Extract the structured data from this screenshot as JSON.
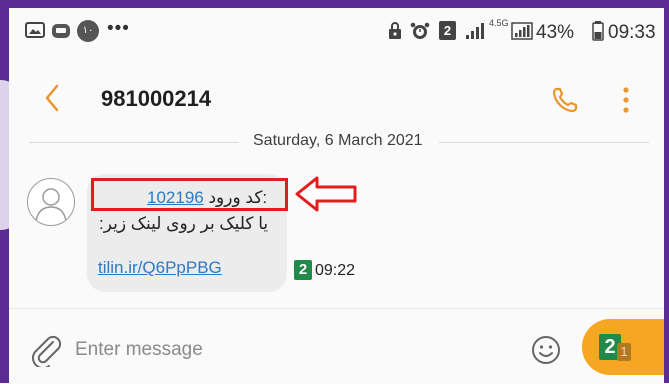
{
  "status_bar": {
    "notification_badge": "۱۰",
    "more": "•••",
    "sim": "2",
    "network": "4.5G",
    "battery": "43%",
    "time": "09:33"
  },
  "header": {
    "title": "981000214",
    "back_icon": "chevron-left-icon",
    "call_icon": "phone-icon",
    "menu_icon": "more-vertical-icon"
  },
  "conversation": {
    "date": "Saturday, 6 March 2021",
    "message": {
      "label": "کد ورود:",
      "code": "102196",
      "line2": "یا کلیک بر روی لینک زیر:",
      "link": "tilin.ir/Q6PpPBG",
      "sim": "2",
      "time": "09:22"
    }
  },
  "input": {
    "placeholder": "Enter message",
    "send_sim": "2",
    "send_sub": "1"
  },
  "colors": {
    "accent": "#f5a623",
    "link": "#2a7ac6",
    "highlight": "#e31d1d",
    "sim_badge": "#1f8a4a"
  }
}
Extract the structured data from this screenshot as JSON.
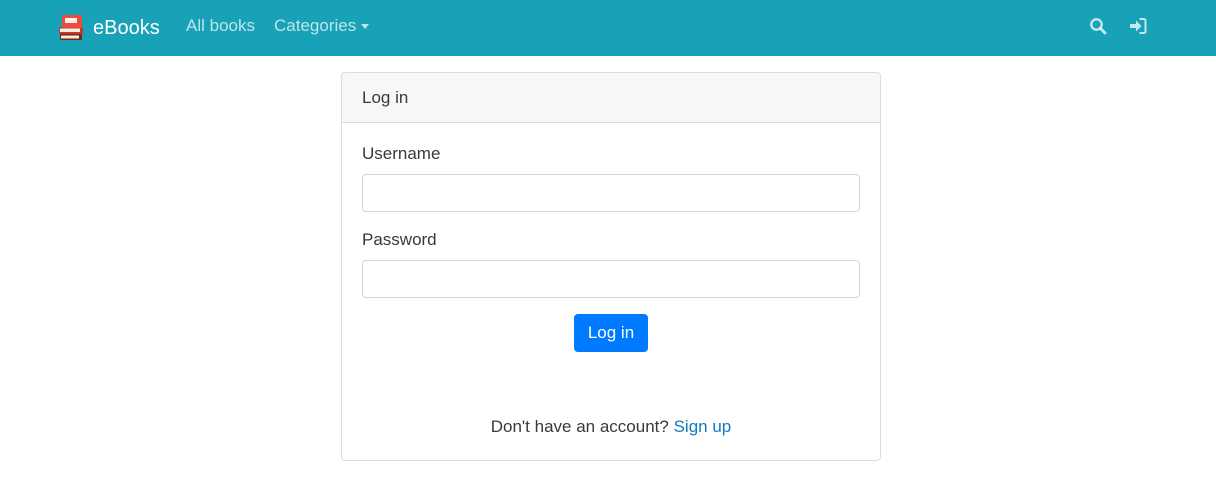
{
  "navbar": {
    "brand": "eBooks",
    "brand_icon": "book-stack-icon",
    "links": {
      "all_books": "All books",
      "categories": "Categories"
    },
    "icons": [
      "search-icon",
      "sign-in-icon"
    ],
    "background_color": "#17a2b8"
  },
  "login_card": {
    "title": "Log in",
    "username_label": "Username",
    "username_value": "",
    "password_label": "Password",
    "password_value": "",
    "submit_label": "Log in",
    "signup_prompt": "Don't have an account?",
    "signup_link": "Sign up",
    "accent_color": "#007bff"
  }
}
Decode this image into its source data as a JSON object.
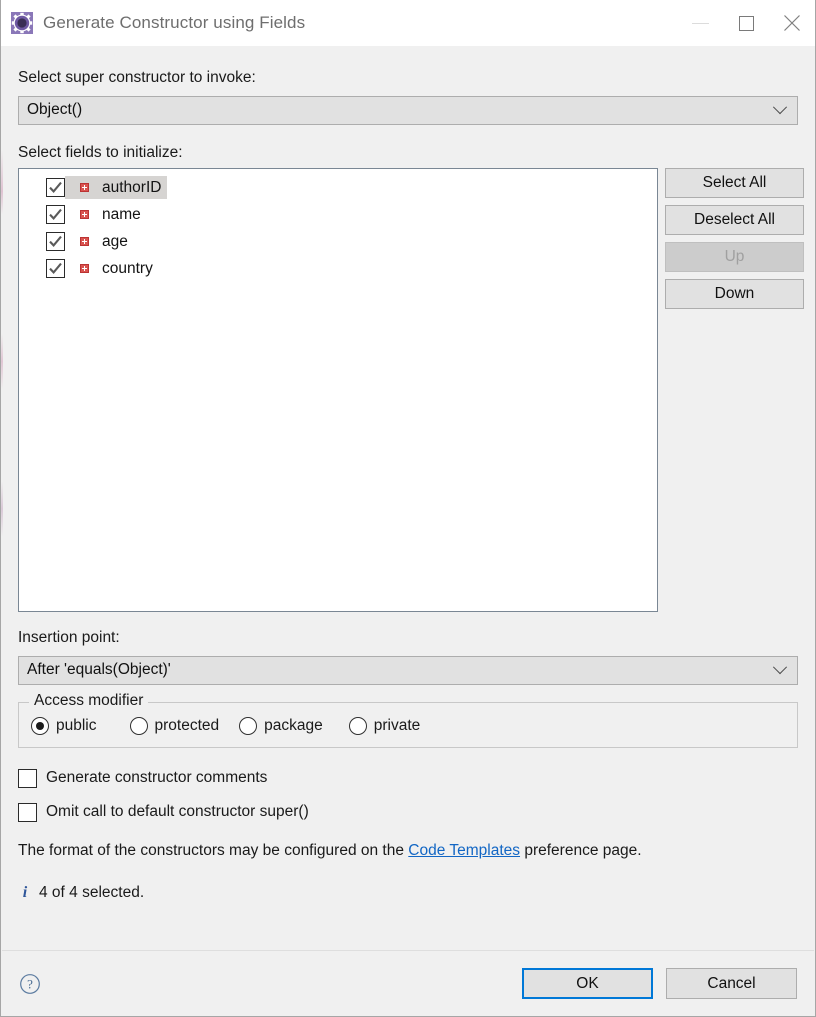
{
  "window": {
    "title": "Generate Constructor using Fields",
    "icon": "eclipse-gear-icon",
    "minimize_label": "Minimize",
    "maximize_label": "Maximize",
    "close_label": "Close"
  },
  "super_constructor": {
    "label": "Select super constructor to invoke:",
    "value": "Object()",
    "options": [
      "Object()"
    ]
  },
  "fields": {
    "label": "Select fields to initialize:",
    "items": [
      {
        "name": "authorID",
        "checked": true,
        "selected": true,
        "visibility": "private"
      },
      {
        "name": "name",
        "checked": true,
        "selected": false,
        "visibility": "private"
      },
      {
        "name": "age",
        "checked": true,
        "selected": false,
        "visibility": "private"
      },
      {
        "name": "country",
        "checked": true,
        "selected": false,
        "visibility": "private"
      }
    ]
  },
  "side_buttons": {
    "select_all": "Select All",
    "deselect_all": "Deselect All",
    "up": "Up",
    "down": "Down",
    "up_disabled": true
  },
  "insertion_point": {
    "label": "Insertion point:",
    "value": "After 'equals(Object)'",
    "options": [
      "After 'equals(Object)'"
    ]
  },
  "access_modifier": {
    "legend": "Access modifier",
    "options": [
      {
        "label": "public",
        "checked": true
      },
      {
        "label": "protected",
        "checked": false
      },
      {
        "label": "package",
        "checked": false
      },
      {
        "label": "private",
        "checked": false
      }
    ]
  },
  "options": [
    {
      "label": "Generate constructor comments",
      "checked": false
    },
    {
      "label": "Omit call to default constructor super()",
      "checked": false
    }
  ],
  "hint": {
    "prefix": "The format of the constructors may be configured on the ",
    "link": "Code Templates",
    "suffix": " preference page."
  },
  "status": {
    "icon": "info-icon",
    "text": "4 of 4 selected."
  },
  "footer": {
    "help_label": "?",
    "ok": "OK",
    "cancel": "Cancel"
  },
  "colors": {
    "accent": "#0078d7",
    "link": "#1266c4",
    "info": "#2f5699",
    "dialog_bg": "#f0f0f0",
    "control_bg": "#e1e1e1",
    "field_icon": "#d9534f",
    "selection": "#d6d4d2"
  }
}
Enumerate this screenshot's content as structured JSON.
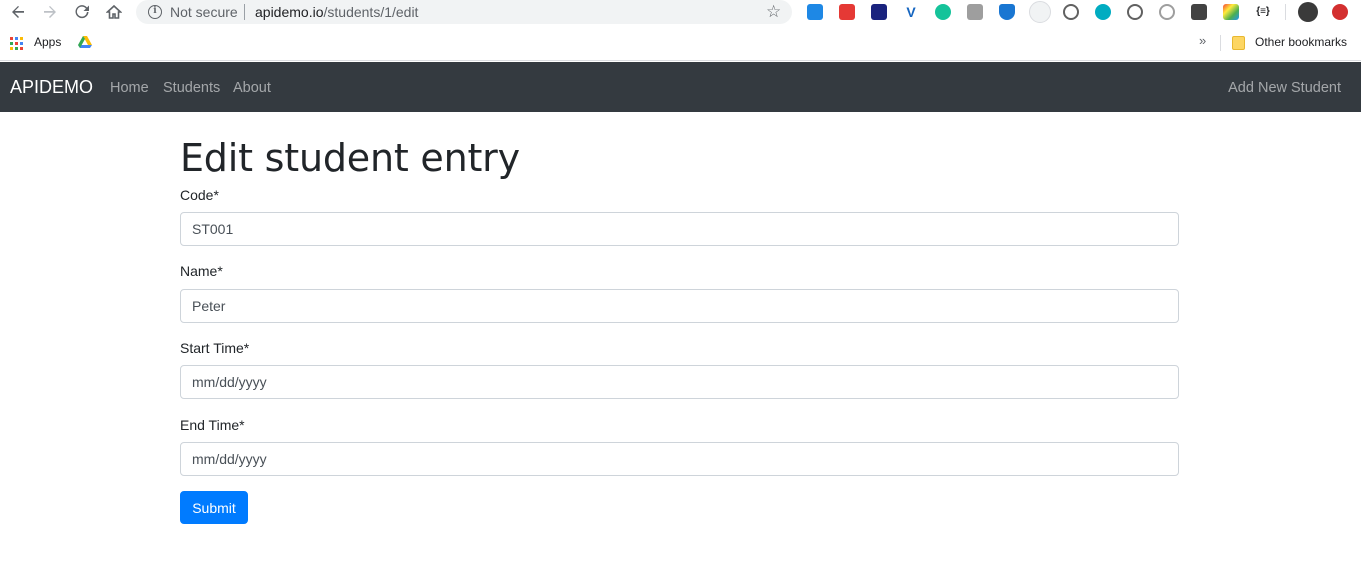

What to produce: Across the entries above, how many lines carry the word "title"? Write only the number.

Task result: 3